▼▼▼
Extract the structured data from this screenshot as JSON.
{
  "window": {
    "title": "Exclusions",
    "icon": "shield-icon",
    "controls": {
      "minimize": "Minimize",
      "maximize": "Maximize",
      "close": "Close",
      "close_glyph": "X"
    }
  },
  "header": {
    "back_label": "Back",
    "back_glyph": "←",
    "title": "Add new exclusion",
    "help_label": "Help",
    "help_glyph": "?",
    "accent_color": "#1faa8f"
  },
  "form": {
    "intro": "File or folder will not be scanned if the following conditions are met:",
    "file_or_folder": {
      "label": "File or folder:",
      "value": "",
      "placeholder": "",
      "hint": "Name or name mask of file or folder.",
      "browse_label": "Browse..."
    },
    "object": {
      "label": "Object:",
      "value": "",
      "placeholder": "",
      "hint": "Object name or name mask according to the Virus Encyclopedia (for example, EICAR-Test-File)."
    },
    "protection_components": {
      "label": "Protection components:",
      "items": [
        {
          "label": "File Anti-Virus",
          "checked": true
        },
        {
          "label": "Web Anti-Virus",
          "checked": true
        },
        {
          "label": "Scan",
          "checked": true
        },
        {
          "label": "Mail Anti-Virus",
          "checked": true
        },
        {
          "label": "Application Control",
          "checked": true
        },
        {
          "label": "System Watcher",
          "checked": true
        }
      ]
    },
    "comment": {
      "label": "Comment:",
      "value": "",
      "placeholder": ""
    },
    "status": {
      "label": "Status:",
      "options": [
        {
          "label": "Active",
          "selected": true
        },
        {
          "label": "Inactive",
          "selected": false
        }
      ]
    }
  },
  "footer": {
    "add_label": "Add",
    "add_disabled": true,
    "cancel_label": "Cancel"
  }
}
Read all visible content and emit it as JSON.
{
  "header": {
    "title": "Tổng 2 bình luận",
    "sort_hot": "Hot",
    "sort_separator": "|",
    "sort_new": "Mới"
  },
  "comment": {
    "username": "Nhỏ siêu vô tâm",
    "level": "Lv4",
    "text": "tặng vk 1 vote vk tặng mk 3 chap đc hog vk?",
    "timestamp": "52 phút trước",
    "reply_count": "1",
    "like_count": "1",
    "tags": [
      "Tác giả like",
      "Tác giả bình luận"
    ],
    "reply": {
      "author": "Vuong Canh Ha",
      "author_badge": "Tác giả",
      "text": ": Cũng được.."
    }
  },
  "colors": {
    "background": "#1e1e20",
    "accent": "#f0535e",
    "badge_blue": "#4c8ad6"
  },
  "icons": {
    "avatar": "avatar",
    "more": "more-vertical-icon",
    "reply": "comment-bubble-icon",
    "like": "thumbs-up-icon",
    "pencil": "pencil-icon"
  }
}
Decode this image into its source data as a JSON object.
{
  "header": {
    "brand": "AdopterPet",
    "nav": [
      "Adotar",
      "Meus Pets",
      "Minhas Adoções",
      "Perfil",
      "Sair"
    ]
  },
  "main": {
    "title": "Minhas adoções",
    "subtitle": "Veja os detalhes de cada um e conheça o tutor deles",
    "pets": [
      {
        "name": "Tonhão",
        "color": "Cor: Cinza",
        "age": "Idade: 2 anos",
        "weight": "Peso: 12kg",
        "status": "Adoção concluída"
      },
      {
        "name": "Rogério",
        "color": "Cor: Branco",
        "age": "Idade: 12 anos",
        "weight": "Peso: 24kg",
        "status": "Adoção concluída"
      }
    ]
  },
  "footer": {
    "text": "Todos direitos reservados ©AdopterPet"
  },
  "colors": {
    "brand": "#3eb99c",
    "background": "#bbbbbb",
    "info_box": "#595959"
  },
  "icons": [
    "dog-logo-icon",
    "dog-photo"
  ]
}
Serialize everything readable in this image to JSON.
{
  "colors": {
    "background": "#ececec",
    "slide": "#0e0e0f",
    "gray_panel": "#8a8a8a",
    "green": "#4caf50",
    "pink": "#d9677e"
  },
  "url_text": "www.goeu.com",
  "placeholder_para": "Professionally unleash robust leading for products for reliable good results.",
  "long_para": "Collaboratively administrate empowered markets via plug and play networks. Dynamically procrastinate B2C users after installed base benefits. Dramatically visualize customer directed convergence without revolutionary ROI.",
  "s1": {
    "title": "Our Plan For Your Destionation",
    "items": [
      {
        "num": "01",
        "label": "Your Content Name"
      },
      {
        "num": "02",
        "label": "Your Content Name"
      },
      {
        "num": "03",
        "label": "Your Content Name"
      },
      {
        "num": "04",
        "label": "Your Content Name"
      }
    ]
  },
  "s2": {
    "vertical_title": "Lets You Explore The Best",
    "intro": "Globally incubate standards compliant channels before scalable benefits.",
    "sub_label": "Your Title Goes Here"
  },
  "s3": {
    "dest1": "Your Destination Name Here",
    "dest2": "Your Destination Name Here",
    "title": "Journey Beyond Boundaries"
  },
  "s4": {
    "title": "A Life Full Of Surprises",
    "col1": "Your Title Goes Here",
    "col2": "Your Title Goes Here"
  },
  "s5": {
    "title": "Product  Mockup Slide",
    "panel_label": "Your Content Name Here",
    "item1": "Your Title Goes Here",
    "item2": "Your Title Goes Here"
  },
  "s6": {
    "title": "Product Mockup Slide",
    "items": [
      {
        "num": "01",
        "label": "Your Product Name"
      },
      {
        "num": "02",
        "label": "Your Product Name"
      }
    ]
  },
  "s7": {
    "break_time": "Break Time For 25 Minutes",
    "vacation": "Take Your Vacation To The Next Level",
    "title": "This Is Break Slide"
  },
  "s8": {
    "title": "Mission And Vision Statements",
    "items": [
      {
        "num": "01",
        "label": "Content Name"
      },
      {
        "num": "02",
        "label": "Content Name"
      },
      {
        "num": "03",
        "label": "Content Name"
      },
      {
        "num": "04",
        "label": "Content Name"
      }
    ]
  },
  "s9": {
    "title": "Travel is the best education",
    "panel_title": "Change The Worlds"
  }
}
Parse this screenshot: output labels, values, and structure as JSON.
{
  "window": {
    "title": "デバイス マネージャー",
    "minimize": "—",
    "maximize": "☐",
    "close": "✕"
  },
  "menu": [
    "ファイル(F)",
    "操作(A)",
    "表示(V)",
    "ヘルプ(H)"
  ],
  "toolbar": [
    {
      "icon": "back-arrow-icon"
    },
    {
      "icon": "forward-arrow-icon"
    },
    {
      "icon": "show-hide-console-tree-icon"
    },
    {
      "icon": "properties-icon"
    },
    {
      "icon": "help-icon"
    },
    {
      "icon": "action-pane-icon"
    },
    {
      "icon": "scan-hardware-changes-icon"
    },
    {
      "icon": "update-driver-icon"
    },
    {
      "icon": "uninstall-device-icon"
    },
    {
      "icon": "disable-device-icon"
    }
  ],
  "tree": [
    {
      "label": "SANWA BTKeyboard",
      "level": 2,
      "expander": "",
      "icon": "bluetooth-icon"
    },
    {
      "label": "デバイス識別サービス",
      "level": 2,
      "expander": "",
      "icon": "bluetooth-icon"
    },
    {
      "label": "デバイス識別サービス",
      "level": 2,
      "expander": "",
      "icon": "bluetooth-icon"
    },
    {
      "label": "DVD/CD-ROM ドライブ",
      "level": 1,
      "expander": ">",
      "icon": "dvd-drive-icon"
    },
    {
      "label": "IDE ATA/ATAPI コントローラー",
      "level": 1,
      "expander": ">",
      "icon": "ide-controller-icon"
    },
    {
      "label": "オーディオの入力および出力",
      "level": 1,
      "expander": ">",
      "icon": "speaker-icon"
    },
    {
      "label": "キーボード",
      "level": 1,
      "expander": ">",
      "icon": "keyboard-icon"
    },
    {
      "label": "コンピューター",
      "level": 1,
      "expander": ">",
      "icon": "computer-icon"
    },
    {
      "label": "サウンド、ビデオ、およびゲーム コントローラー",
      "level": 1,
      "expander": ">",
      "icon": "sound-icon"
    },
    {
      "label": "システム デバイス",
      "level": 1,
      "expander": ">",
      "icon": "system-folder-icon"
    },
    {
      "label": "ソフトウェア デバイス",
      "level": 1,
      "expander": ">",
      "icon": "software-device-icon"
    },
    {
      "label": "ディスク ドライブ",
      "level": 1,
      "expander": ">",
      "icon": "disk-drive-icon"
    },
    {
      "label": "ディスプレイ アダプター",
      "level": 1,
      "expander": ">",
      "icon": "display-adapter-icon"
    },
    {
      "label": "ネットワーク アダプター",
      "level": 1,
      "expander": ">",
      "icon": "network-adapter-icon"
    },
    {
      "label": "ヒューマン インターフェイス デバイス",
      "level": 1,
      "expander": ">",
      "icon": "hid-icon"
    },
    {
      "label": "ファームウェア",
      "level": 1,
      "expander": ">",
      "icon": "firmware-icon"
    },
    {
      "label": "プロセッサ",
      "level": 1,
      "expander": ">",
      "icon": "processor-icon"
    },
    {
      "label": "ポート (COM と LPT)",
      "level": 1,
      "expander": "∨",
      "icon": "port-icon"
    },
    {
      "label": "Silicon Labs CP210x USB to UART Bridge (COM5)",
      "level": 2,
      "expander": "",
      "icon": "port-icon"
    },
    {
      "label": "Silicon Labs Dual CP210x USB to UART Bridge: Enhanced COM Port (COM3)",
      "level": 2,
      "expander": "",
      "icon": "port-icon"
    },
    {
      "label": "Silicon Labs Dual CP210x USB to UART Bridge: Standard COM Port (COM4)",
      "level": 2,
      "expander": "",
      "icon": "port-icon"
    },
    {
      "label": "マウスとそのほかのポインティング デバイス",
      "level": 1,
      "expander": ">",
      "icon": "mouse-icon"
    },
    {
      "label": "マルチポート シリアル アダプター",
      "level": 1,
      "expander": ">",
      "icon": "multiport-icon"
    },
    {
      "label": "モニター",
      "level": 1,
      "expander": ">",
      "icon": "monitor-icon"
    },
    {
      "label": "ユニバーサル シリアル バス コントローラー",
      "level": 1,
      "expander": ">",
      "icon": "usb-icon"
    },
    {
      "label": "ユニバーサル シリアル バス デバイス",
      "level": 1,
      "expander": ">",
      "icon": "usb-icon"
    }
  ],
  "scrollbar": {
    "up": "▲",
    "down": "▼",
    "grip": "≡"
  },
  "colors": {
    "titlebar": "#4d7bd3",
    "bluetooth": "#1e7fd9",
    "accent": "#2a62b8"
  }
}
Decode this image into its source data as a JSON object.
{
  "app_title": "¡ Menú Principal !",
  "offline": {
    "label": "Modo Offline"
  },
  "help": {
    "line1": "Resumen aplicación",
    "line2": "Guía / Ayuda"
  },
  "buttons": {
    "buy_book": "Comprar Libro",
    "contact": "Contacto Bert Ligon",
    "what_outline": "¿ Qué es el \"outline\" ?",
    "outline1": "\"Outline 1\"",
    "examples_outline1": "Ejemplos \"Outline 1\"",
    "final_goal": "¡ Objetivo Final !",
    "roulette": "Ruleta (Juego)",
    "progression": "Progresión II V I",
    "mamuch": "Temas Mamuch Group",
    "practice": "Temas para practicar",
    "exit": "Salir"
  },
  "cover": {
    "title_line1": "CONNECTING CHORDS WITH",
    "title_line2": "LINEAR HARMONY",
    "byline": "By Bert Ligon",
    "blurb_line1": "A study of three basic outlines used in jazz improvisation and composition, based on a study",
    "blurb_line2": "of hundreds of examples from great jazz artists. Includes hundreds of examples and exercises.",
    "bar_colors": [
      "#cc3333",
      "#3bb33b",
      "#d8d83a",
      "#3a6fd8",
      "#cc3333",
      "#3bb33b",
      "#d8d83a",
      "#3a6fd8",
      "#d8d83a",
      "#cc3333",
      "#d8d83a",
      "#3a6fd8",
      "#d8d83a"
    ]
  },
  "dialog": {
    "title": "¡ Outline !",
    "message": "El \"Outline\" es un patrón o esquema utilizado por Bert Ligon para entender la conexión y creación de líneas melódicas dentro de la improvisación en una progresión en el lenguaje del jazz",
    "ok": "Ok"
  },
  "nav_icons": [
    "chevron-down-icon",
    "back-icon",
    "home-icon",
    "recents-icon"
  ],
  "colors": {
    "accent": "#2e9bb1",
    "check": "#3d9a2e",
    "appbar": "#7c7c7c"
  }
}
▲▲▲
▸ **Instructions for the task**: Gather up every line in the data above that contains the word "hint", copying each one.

▸ **Result of this task**:
      "hint": "Name or name mask of file or folder.",
      "hint": "Object name or name mask according to the Virus Encyclopedia (for example, EICAR-Test-File)."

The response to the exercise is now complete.